**YOUR OBJECTIVE**.
Pick every line out of the entries below that has the string "Laboratório", and copy it.

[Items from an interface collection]
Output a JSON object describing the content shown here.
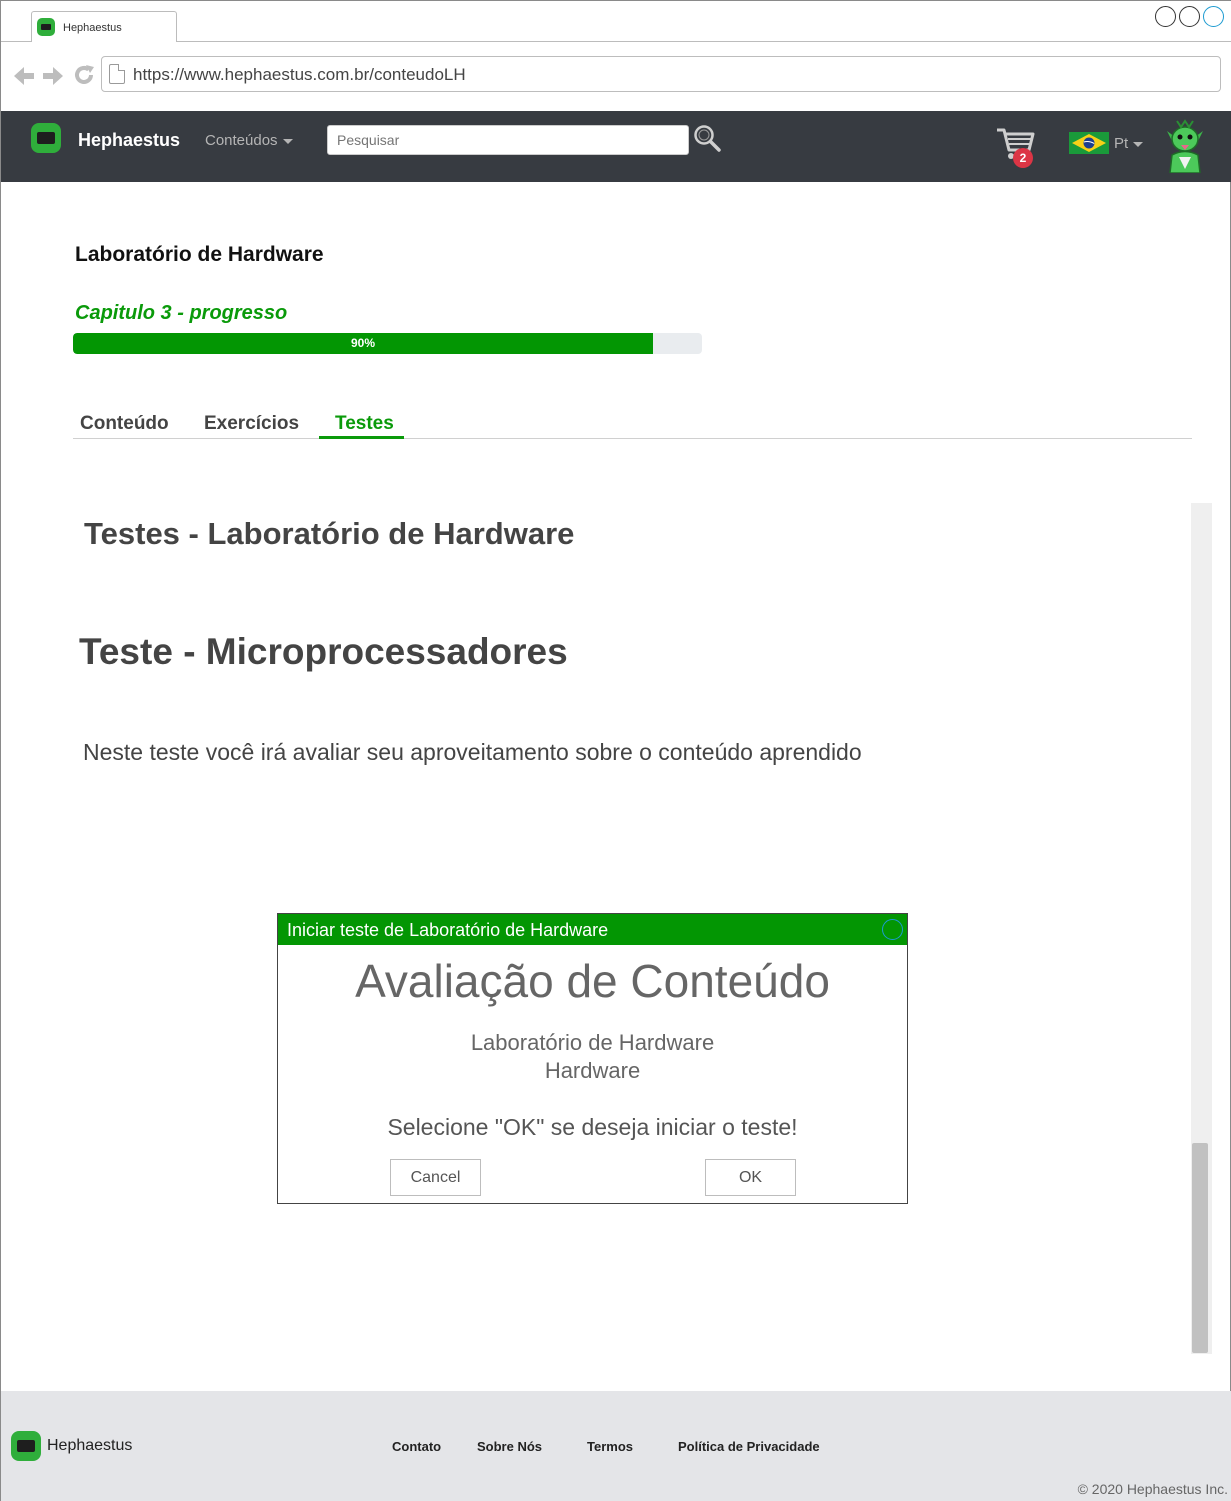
{
  "browser": {
    "tab_title": "Hephaestus",
    "url": "https://www.hephaestus.com.br/conteudoLH"
  },
  "navbar": {
    "brand": "Hephaestus",
    "menu_label": "Conteúdos",
    "search_placeholder": "Pesquisar",
    "cart_count": "2",
    "language": "Pt"
  },
  "course": {
    "title": "Laboratório de Hardware",
    "progress_label": "Capitulo 3 - progresso",
    "progress_percent": 90,
    "progress_text": "90%"
  },
  "tabs": [
    {
      "label": "Conteúdo",
      "active": false
    },
    {
      "label": "Exercícios",
      "active": false
    },
    {
      "label": "Testes",
      "active": true
    }
  ],
  "content": {
    "section_title": "Testes - Laboratório de Hardware",
    "test_title": "Teste - Microprocessadores",
    "description": "Neste teste você irá avaliar seu aproveitamento sobre o conteúdo aprendido"
  },
  "modal": {
    "header": "Iniciar teste de Laboratório de Hardware",
    "heading": "Avaliação de Conteúdo",
    "subtitle1": "Laboratório de Hardware",
    "subtitle2": "Hardware",
    "message": "Selecione \"OK\" se deseja iniciar o teste!",
    "cancel_label": "Cancel",
    "ok_label": "OK"
  },
  "footer": {
    "brand": "Hephaestus",
    "links": [
      "Contato",
      "Sobre Nós",
      "Termos",
      "Política de Privacidade"
    ],
    "copyright": "© 2020 Hephaestus Inc."
  },
  "colors": {
    "accent_green": "#039603",
    "navbar_bg": "#373b41",
    "badge_red": "#dc3545"
  }
}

**RESULT OF THE TASK**.
    "title": "Laboratório de Hardware",
    "section_title": "Testes - Laboratório de Hardware",
    "header": "Iniciar teste de Laboratório de Hardware",
    "subtitle1": "Laboratório de Hardware",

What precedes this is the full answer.